Google Translate can now interpret Chinese to English with near human-level accuracy through the Google Neural Machine Translation system.

Published onSeptember 28, 2016

Google Translate AA

The very software that thrice defeated world grandmaster Lee Sedol for the ancient game of Go is now beginning to power Google Translate. Google will now begin to translate Chinese to English using a system called Google Neural Machine Translation.

Google Translate had been using the phrase-based production system to translate Chinese to English, among other language pairs, but with little success. That was particularly so because Mandarin Chinese is notably hard to convert to English due in part to the different meanings a word could take when paired with certain characters. But that was mainly because of the differences between the Chinese and English cultures, which affect language.

The rollout of Google’s neural machine translation system in both the web and mobile versions of Google Translate could significantly change that. Native Mandarin Chinese speakers may no longer cringe at Google Translate results as the AI-based tool will now look at the whole sentence structure before decoding it.

Previously, Google Translate used to parse sentences into their component words as it interpreted them, resulting in sometimes nonsense translations.

There is still a lot of work we can do to serve our users better. However, GNMT represents a significant milestone.

Based on Google’s tests, the Google Neural Machine Translation system reduces translation errors by between 55 percent and 85 percent. Quoc V. Le and Mike Schuster, research scientists for Google Brain Team, lauded the GNMT approach as more advantageous than Phrase-Based translation systems.

However, the researchers acknowledge that machine translation isn’t solved just yet. In a blog post, the researchers wrote:

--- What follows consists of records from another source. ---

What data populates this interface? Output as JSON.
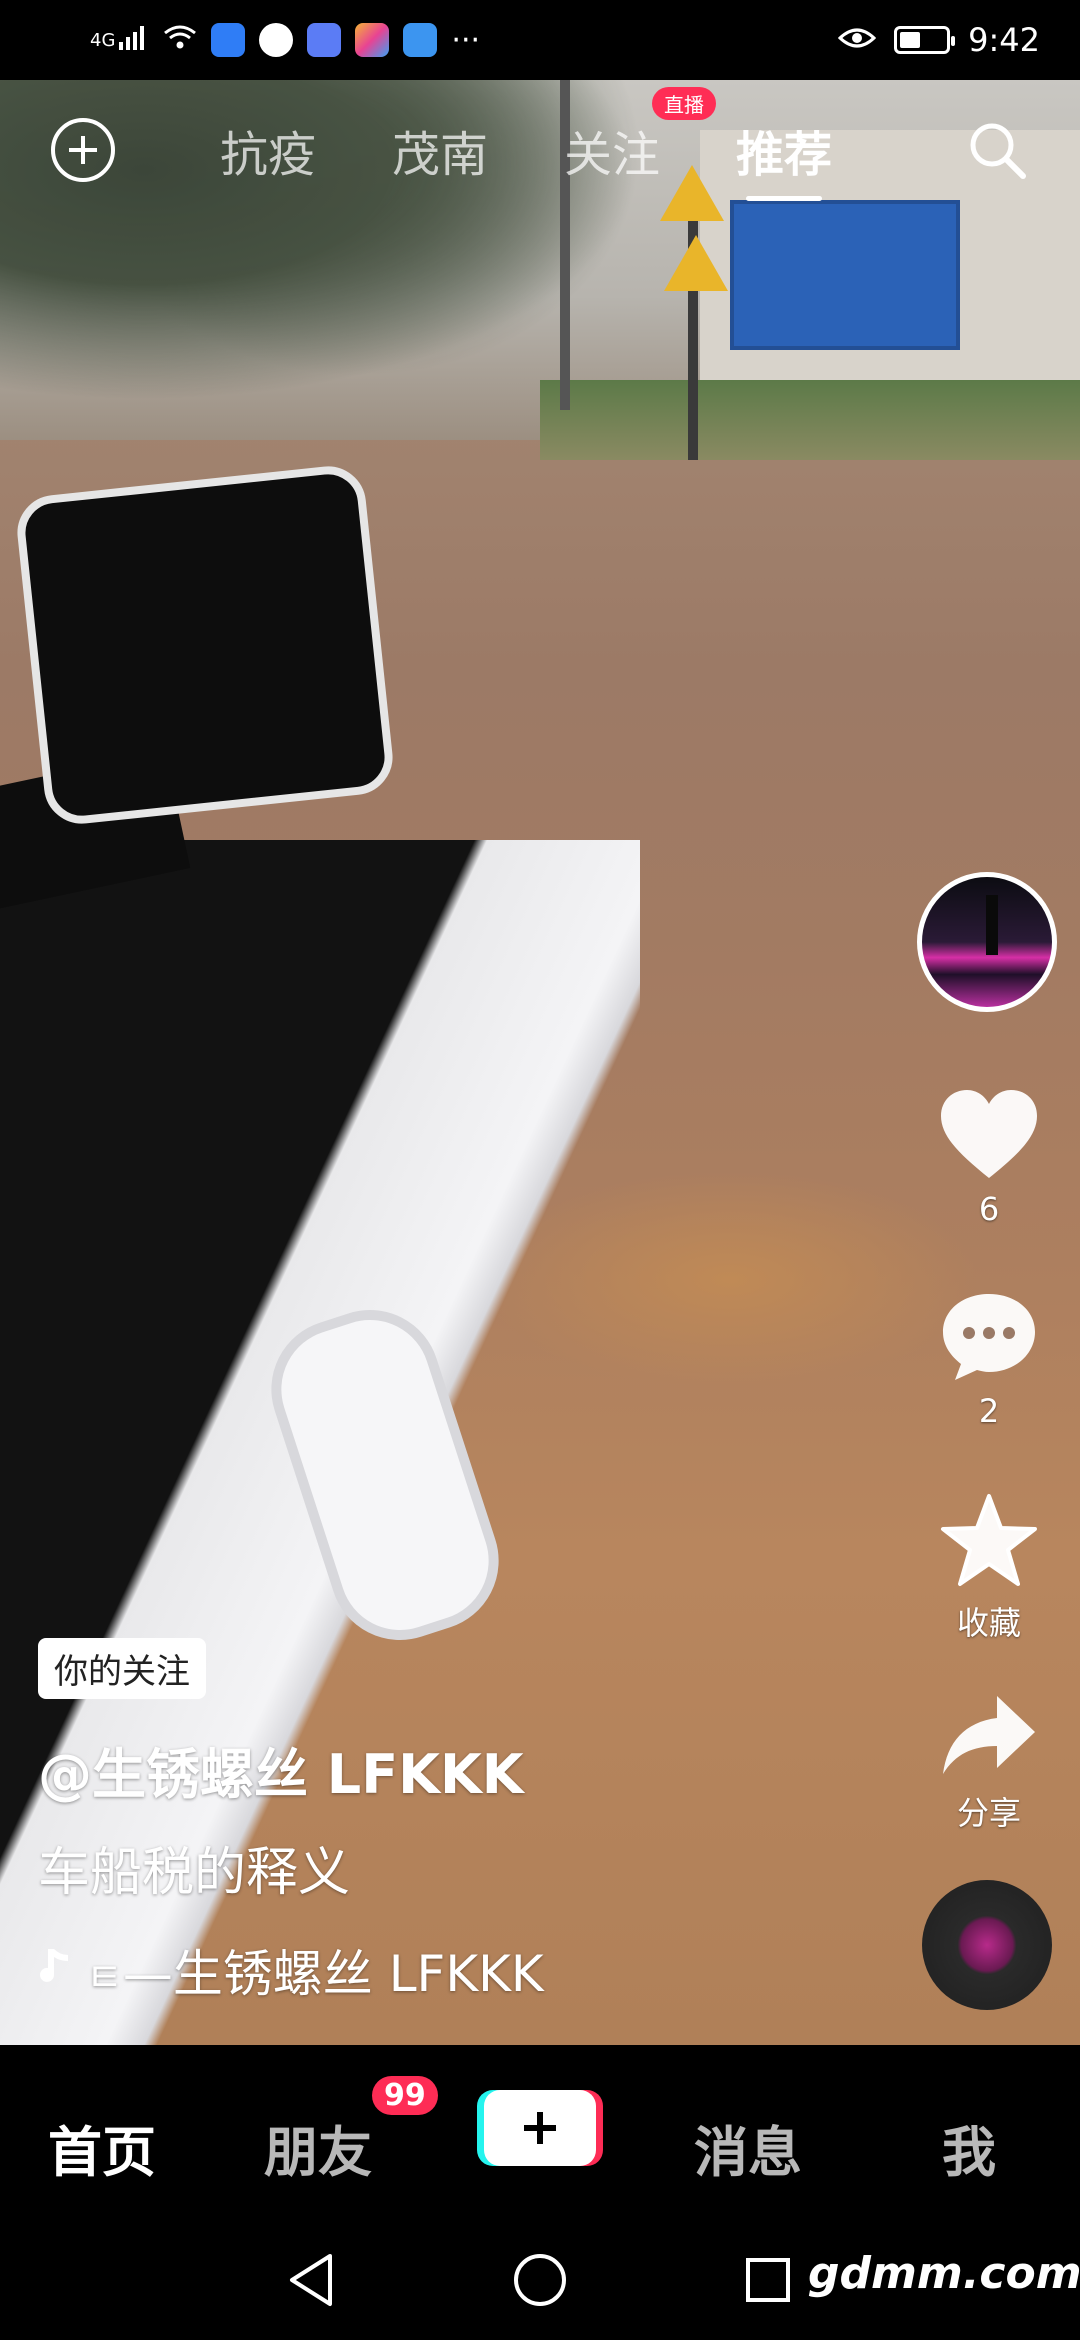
{
  "status_bar": {
    "network": "4G",
    "time": "9:42",
    "battery_level": 0.45,
    "more_indicator": "···",
    "icons": [
      "signal-icon",
      "wifi-icon",
      "shield-app-icon",
      "browser-app-icon",
      "music-app-icon",
      "gallery-app-icon",
      "weather-app-icon",
      "eye-icon",
      "battery-icon"
    ]
  },
  "top_tabs": {
    "items": [
      "抗疫",
      "茂南",
      "关注",
      "推荐"
    ],
    "active": "推荐",
    "live_badge": "直播",
    "left_icon": "add-circle-icon",
    "right_icon": "search-icon"
  },
  "actions": {
    "likes": "6",
    "comments": "2",
    "favorite_label": "收藏",
    "share_label": "分享"
  },
  "caption": {
    "follow_tag": "你的关注",
    "author": "@生锈螺丝 LFKKK",
    "description": "车船税的释义",
    "music": "—生锈螺丝 LFKKK"
  },
  "bottom_nav": {
    "home": "首页",
    "friends": "朋友",
    "friends_badge": "99",
    "messages": "消息",
    "me": "我"
  },
  "watermark": "gdmm.com",
  "colors": {
    "accent_red": "#fe2c55",
    "accent_cyan": "#25f4ee",
    "badge_pink": "#ff2d55"
  }
}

GNMT can still make significant errors that a human translator would never make, like dropping words and mistranslating proper names or rare terms, and translating sentences in isolation rather than considering the context of the paragraph or page. There is still a lot of work we can do to serve our users better. However, GNMT represents a significant milestone.

On top of the Chinese-to-English language pair, Google also plans to implement GNMT in 10,000 other language pairs supported by Google Translate. You might want to check out the updated version of the app now and tell us how well it works.